With that all being said, while I acknowledge the toying with of common tropes set the film apart from your standard possession or haunted house movie, the use of these tropes themselves didn’t allow The Unfamiliar to push those creative limits that I believe it could’ve. However, I don’t feel limit-pushing was ever the intention but instead it was just to tell a spooky story. To add onto that issue, with so much attention on a “changing it up” mentality, a lot of the potential for expanding upon the incredibly interesting mythos and building tension get lost. It’s not really as scary or dread inducing as it could be if the script went through another draft of fine tuning, especially for modern audiences. The best way to describe this is to paraphrase Ginger Nuts of Horror founder, Jim Mcleod in that it feels very classic British horror.

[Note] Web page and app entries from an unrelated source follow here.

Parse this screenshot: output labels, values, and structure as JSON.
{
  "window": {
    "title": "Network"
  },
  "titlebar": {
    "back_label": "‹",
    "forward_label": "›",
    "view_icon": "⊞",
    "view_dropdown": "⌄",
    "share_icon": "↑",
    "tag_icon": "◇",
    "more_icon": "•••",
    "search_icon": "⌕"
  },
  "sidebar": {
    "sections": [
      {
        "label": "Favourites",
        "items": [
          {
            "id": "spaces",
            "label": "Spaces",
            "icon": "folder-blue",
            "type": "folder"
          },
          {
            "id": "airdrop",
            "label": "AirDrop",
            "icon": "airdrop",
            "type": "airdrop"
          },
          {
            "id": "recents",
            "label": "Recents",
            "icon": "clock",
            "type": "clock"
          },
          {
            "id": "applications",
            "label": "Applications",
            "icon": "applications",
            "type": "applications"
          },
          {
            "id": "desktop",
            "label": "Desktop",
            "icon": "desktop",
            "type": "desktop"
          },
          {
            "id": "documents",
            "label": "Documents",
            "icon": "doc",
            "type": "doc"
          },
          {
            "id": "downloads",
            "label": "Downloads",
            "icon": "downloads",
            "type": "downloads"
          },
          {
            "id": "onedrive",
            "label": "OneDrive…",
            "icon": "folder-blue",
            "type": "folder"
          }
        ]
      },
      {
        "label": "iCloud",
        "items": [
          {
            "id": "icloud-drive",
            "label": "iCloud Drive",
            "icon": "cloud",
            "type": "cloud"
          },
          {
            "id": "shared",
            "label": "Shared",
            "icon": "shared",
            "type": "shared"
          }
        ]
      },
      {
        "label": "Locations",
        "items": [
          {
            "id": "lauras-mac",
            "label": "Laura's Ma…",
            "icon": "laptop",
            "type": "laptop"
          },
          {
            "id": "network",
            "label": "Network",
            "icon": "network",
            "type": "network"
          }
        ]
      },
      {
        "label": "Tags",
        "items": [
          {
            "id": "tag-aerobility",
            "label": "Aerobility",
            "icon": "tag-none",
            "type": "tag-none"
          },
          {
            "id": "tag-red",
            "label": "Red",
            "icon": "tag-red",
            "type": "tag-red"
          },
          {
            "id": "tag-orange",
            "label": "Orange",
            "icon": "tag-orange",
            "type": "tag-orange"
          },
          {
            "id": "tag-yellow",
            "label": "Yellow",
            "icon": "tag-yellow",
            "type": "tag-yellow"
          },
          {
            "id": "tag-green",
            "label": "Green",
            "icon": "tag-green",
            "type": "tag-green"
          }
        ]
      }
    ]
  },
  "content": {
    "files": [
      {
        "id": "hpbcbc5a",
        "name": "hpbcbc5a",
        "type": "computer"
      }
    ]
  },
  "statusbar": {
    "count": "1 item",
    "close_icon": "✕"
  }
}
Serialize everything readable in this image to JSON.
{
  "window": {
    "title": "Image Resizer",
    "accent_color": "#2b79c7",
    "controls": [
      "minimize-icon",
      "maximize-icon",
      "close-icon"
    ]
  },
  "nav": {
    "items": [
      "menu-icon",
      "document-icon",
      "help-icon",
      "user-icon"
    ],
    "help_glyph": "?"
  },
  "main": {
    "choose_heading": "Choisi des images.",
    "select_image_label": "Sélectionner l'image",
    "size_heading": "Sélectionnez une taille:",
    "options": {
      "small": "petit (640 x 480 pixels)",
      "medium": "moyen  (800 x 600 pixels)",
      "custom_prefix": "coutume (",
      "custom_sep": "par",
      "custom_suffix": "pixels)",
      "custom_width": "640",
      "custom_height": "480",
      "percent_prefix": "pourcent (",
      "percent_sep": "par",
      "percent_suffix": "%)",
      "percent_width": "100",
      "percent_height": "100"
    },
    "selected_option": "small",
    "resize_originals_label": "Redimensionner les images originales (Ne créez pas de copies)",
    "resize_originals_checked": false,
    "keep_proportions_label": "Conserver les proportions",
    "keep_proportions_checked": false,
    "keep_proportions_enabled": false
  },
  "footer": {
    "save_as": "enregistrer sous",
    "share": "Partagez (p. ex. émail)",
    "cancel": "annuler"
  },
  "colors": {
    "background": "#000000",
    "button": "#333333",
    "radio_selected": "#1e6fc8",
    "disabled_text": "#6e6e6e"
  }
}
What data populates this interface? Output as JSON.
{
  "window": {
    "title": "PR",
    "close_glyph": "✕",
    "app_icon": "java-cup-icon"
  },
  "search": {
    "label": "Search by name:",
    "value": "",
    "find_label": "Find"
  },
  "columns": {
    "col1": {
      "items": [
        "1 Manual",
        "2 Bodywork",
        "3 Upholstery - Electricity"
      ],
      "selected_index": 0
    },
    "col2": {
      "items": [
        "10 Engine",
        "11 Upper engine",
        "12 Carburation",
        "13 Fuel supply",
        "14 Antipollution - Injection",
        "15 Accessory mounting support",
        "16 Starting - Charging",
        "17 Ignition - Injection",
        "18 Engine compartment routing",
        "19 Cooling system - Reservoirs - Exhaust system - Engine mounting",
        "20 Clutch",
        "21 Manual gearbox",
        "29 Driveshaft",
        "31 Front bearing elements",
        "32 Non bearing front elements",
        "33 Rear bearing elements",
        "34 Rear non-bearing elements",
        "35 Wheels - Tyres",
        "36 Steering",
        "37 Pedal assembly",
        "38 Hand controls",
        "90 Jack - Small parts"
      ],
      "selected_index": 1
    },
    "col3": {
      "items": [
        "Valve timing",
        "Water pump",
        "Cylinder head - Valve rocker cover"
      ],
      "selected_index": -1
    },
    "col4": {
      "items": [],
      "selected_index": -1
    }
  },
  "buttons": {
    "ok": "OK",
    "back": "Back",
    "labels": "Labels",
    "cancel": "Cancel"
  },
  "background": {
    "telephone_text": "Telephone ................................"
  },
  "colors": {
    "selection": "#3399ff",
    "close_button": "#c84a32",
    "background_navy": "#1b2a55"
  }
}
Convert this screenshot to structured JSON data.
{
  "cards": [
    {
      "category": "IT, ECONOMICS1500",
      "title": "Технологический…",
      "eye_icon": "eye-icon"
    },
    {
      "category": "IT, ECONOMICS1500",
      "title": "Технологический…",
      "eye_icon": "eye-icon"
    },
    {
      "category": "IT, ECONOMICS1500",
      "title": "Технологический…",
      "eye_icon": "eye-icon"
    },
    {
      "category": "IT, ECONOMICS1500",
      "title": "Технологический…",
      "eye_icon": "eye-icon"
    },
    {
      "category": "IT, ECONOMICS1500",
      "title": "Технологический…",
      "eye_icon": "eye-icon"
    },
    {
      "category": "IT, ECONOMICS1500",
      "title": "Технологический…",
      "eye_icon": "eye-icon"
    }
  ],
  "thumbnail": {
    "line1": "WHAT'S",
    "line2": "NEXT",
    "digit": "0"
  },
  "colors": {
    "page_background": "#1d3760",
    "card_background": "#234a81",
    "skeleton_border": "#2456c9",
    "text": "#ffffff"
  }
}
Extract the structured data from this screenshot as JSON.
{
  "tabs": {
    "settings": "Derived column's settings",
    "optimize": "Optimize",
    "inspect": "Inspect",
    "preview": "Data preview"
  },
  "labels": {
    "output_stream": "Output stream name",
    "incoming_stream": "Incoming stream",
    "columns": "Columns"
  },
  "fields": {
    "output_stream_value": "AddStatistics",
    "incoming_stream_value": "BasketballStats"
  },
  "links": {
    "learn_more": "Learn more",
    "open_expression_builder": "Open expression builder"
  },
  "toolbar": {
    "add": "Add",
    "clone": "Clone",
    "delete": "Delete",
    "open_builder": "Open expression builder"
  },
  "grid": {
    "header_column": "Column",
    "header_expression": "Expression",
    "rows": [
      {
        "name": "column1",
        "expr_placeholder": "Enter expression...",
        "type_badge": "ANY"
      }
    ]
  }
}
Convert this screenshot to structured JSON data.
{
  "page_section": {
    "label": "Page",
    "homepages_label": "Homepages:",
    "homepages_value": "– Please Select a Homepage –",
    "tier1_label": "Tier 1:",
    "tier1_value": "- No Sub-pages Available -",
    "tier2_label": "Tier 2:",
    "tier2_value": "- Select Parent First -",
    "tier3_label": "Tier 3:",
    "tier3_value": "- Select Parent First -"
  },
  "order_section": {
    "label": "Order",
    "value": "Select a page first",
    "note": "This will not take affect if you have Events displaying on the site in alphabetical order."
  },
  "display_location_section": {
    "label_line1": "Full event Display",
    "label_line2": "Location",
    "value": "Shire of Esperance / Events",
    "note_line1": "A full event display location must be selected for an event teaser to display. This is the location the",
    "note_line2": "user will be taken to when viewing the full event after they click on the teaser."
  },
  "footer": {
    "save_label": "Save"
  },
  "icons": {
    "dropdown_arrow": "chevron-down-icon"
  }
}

There is a heavy focus on atmosphere and tension but there’s not as much urgency in the story that we’ve become accustomed to, despite many elements within the plot calling for that. This is apparent when an infant is in grave danger and the characters take several beats to react. Those parts of the movie you cannot tell if they are purposeful, stylistic choice or clunky editing. I feel like saying it’s the latter because there’s several scenes where the cut is a beat too early (before the sentence is finished) or a beat too late. Those are the crucial moments that took me out of the movie.
Overall, this is a great calling card for Pretorius that showcases a powerful voice. It builds an interesting mythology, has moments of tension, action, strong character development, is marketable, and has plenty other qualities that can be checked off in the boxes for producers to know he could handle something with a larger budget. Is it fine-tuning of the script that suffers from too many ideas to allow moments to truly shine? Is it fine-tuning in post-production to really provide clean final piece? Whatever the case may be, my pessimism was not diminished entirely, and some of these challenges appeared to hinder The Unfamiliar from being the movie it deserves to be.
3 out of 5
Check out Craig's exclusive interviews with the cast and crew of "The Unfamiliar" below